▸ **Task item**
Drop the pictures; give again exactly the lines from the one holding "Enumerate this screenshot's" through the end of the data.

▸ **Material to process**
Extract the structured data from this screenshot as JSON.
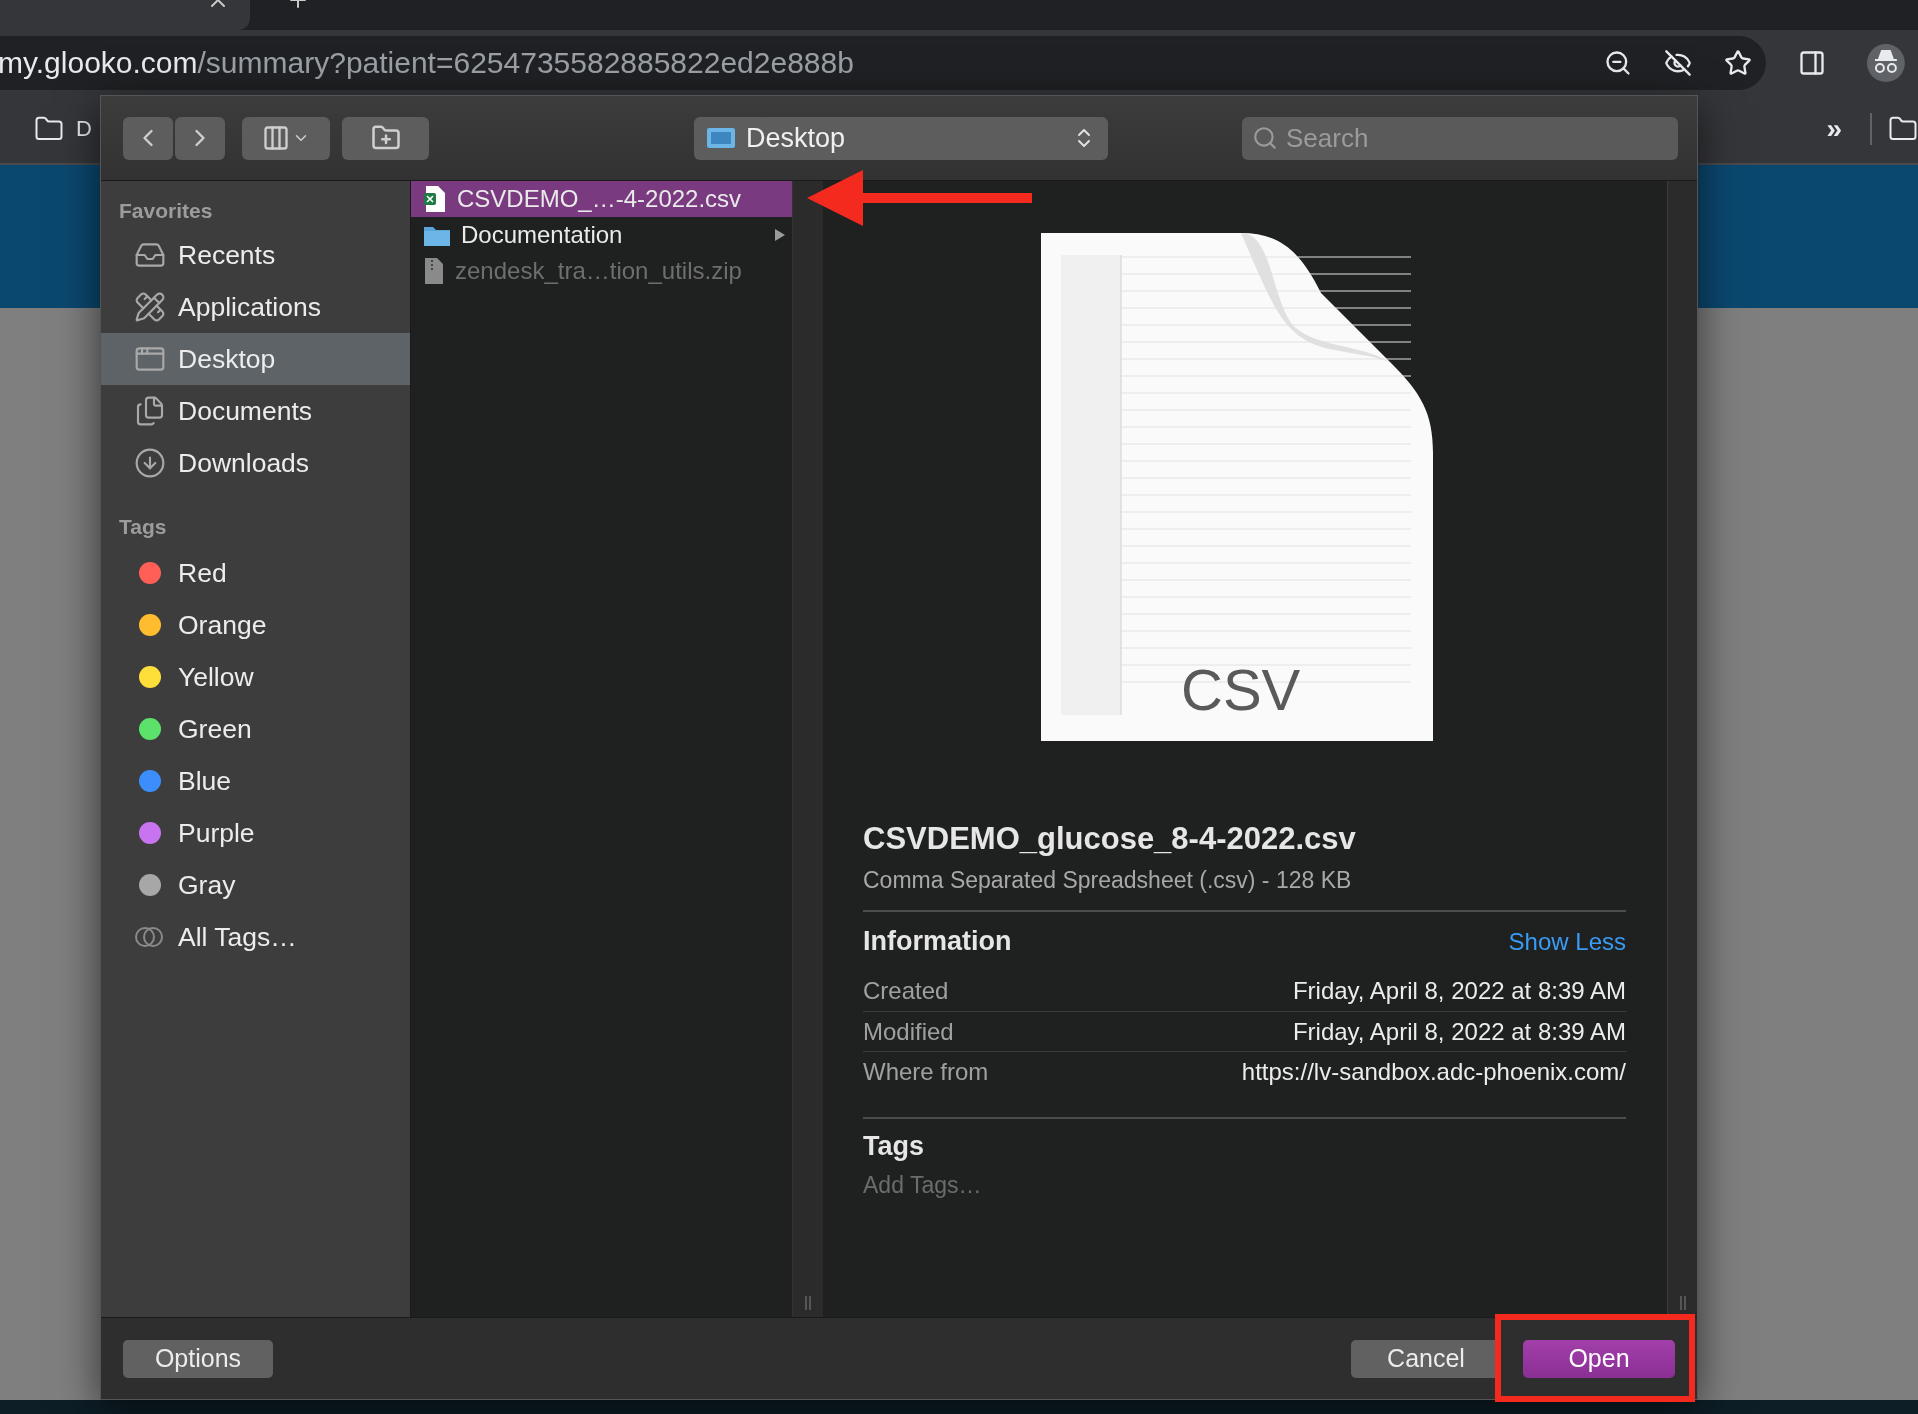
{
  "browser": {
    "url": {
      "host": "my.glooko.com",
      "path": "/summary?patient=6254735582885822ed2e888b"
    },
    "bookmarks": {
      "left_label": "D",
      "overflow": "»"
    }
  },
  "dialog": {
    "toolbar": {
      "location": "Desktop",
      "search": {
        "placeholder": "Search"
      }
    },
    "sidebar": {
      "sections": [
        {
          "title": "Favorites",
          "items": [
            {
              "label": "Recents",
              "kind": "recents",
              "selected": false
            },
            {
              "label": "Applications",
              "kind": "applications",
              "selected": false
            },
            {
              "label": "Desktop",
              "kind": "desktop",
              "selected": true
            },
            {
              "label": "Documents",
              "kind": "documents",
              "selected": false
            },
            {
              "label": "Downloads",
              "kind": "downloads",
              "selected": false
            }
          ]
        },
        {
          "title": "Tags",
          "items": [
            {
              "label": "Red",
              "kind": "tag",
              "color": "#ff5f57",
              "selected": false
            },
            {
              "label": "Orange",
              "kind": "tag",
              "color": "#febc2e",
              "selected": false
            },
            {
              "label": "Yellow",
              "kind": "tag",
              "color": "#fedf3a",
              "selected": false
            },
            {
              "label": "Green",
              "kind": "tag",
              "color": "#5ce26a",
              "selected": false
            },
            {
              "label": "Blue",
              "kind": "tag",
              "color": "#3b8efb",
              "selected": false
            },
            {
              "label": "Purple",
              "kind": "tag",
              "color": "#c873f0",
              "selected": false
            },
            {
              "label": "Gray",
              "kind": "tag",
              "color": "#a7a7a7",
              "selected": false
            },
            {
              "label": "All Tags…",
              "kind": "all_tags",
              "selected": false
            }
          ]
        }
      ]
    },
    "files": [
      {
        "name": "CSVDEMO_…-4-2022.csv",
        "kind": "spreadsheet",
        "selected": true,
        "disabled": false
      },
      {
        "name": "Documentation",
        "kind": "folder",
        "selected": false,
        "disabled": false
      },
      {
        "name": "zendesk_tra…tion_utils.zip",
        "kind": "zip",
        "selected": false,
        "disabled": true
      }
    ],
    "preview": {
      "thumbnail_label": "CSV",
      "title": "CSVDEMO_glucose_8-4-2022.csv",
      "subtitle": "Comma Separated Spreadsheet (.csv) - 128 KB",
      "info_heading": "Information",
      "info_toggle": "Show Less",
      "info_rows": [
        {
          "label": "Created",
          "value": "Friday, April 8, 2022 at 8:39 AM"
        },
        {
          "label": "Modified",
          "value": "Friday, April 8, 2022 at 8:39 AM"
        },
        {
          "label": "Where from",
          "value": "https://lv-sandbox.adc-phoenix.com/"
        }
      ],
      "tags_heading": "Tags",
      "tags_field": {
        "placeholder": "Add Tags…"
      }
    },
    "left_buttons": [
      {
        "label": "Options",
        "kind": "default"
      }
    ],
    "right_buttons": [
      {
        "label": "Cancel",
        "kind": "default"
      },
      {
        "label": "Open",
        "kind": "primary"
      }
    ]
  }
}
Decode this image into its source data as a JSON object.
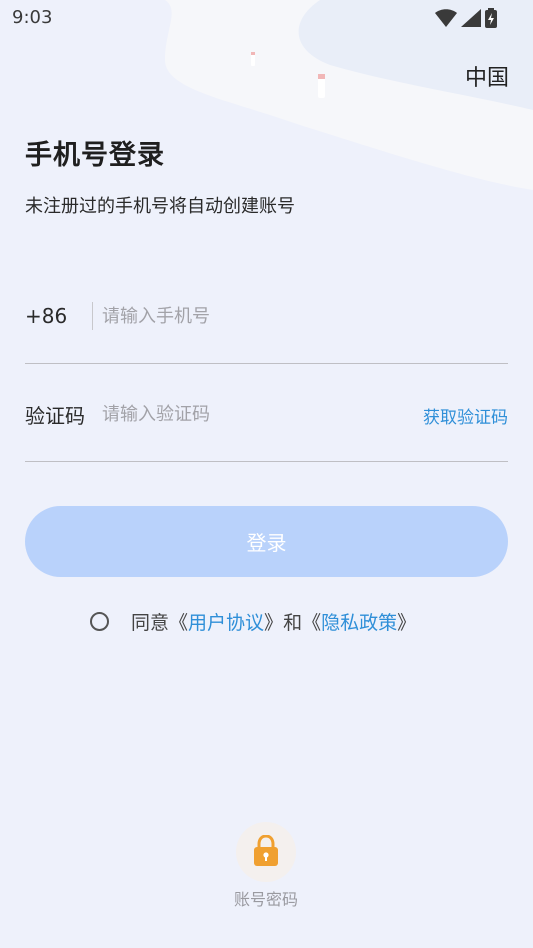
{
  "status_bar": {
    "time": "9:03"
  },
  "header": {
    "region": "中国",
    "title": "手机号登录",
    "subtitle": "未注册过的手机号将自动创建账号"
  },
  "phone": {
    "country_code": "+86",
    "placeholder": "请输入手机号",
    "value": ""
  },
  "code": {
    "label": "验证码",
    "placeholder": "请输入验证码",
    "value": "",
    "get_code_label": "获取验证码"
  },
  "login_button": {
    "label": "登录"
  },
  "agreement": {
    "prefix": "同意",
    "open_bracket": "《",
    "close_bracket": "》",
    "user_agreement": "用户协议",
    "and": "和",
    "privacy_policy": "隐私政策",
    "checked": false
  },
  "alt_login": {
    "label": "账号密码",
    "icon": "lock-icon"
  },
  "colors": {
    "accent": "#2f8fd8",
    "button_disabled": "#b9d2fb",
    "background": "#eef1fb",
    "lock": "#f0a030"
  }
}
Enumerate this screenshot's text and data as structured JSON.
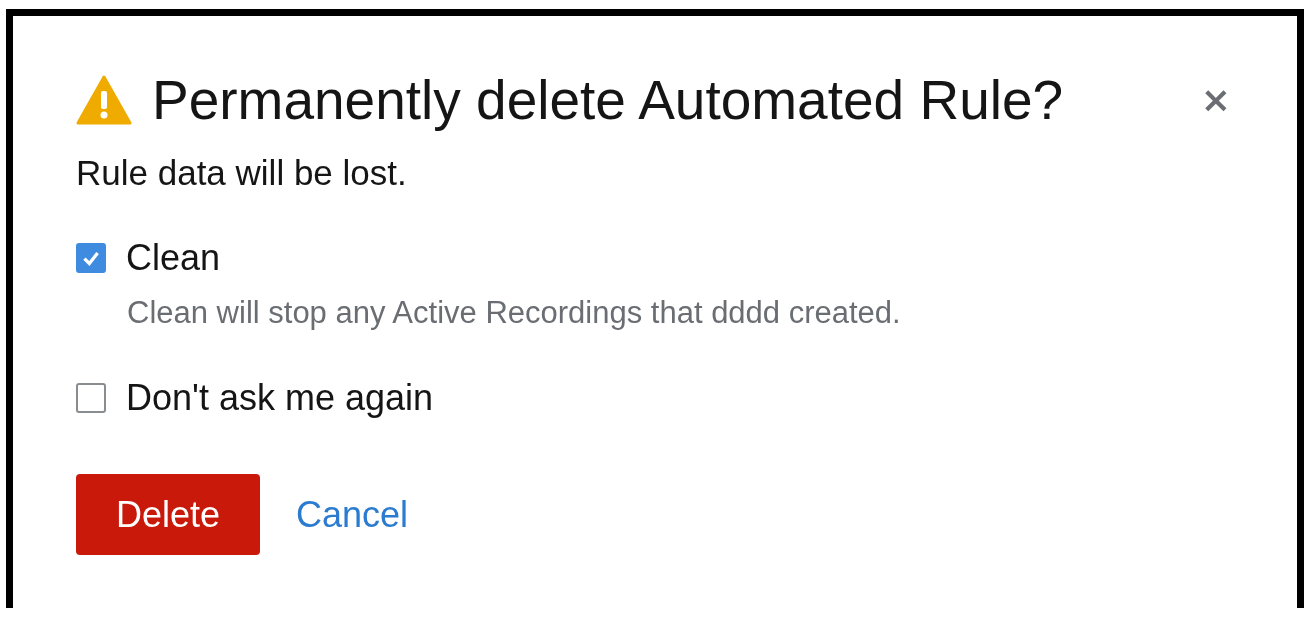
{
  "dialog": {
    "title": "Permanently delete Automated Rule?",
    "close": "×",
    "description": "Rule data will be lost.",
    "options": [
      {
        "label": "Clean",
        "checked": true,
        "helper": "Clean will stop any Active Recordings that dddd created."
      },
      {
        "label": "Don't ask me again",
        "checked": false
      }
    ],
    "actions": [
      {
        "kind": "danger",
        "label": "Delete"
      },
      {
        "kind": "link",
        "label": "Cancel"
      }
    ]
  }
}
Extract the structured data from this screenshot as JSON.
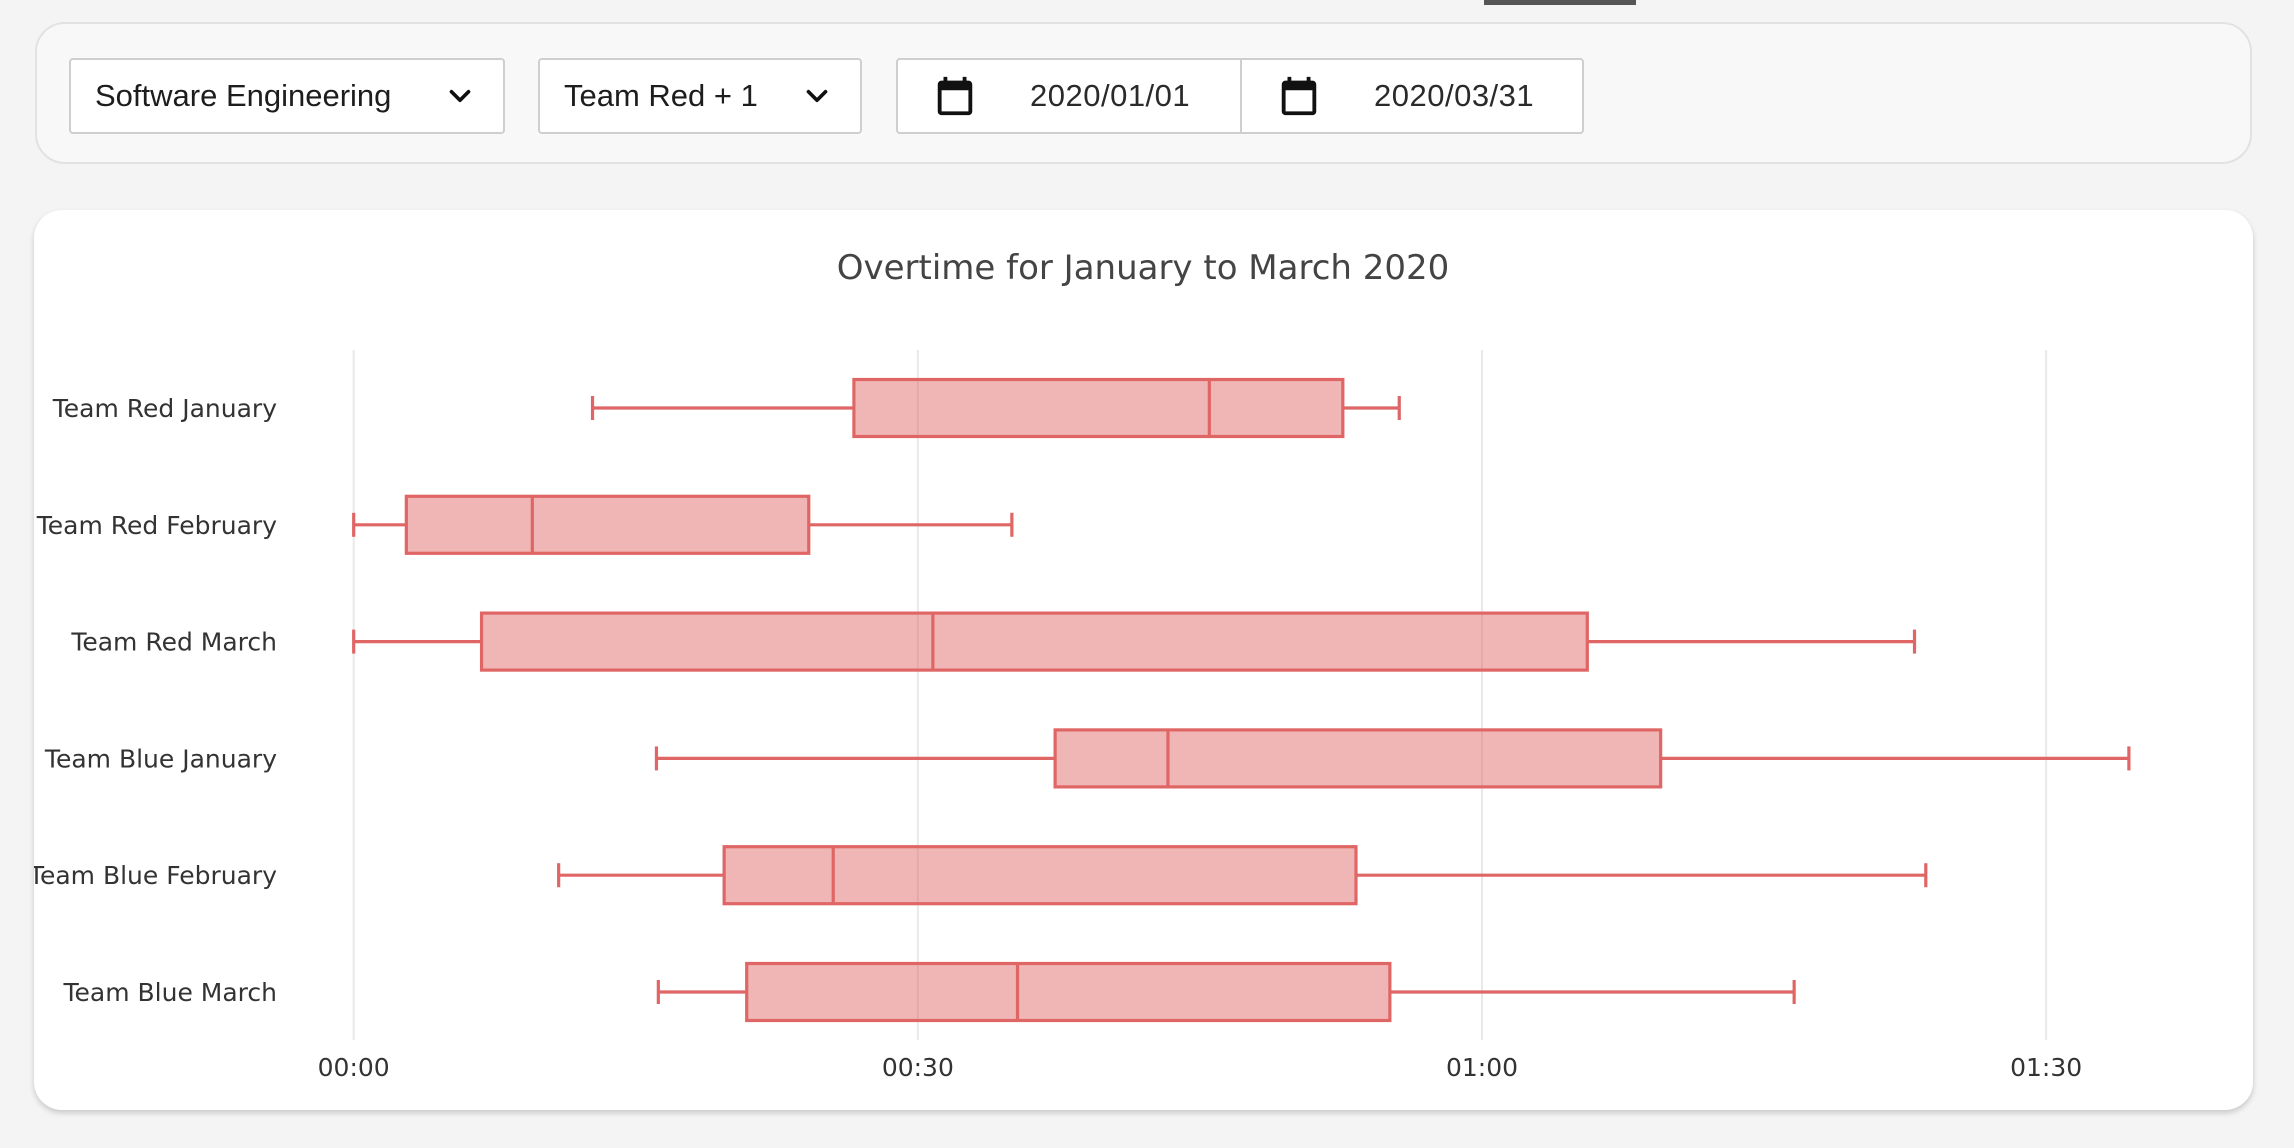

▸ **Answer to this task**
Enumerate this screenshot's text and data as structured JSON.
{
  "dialog": {
    "title": "Permanently delete Automated Rule?",
    "close": "×",
    "description": "Rule data will be lost.",
    "options": [
      {
        "label": "Clean",
        "checked": true,
        "helper": "Clean will stop any Active Recordings that dddd created."
      },
      {
        "label": "Don't ask me again",
        "checked": false
      }
    ],
    "actions": [
      {
        "kind": "danger",
        "label": "Delete"
      },
      {
        "kind": "link",
        "label": "Cancel"
      }
    ]
  }
}
Extract the structured data from this screenshot as JSON.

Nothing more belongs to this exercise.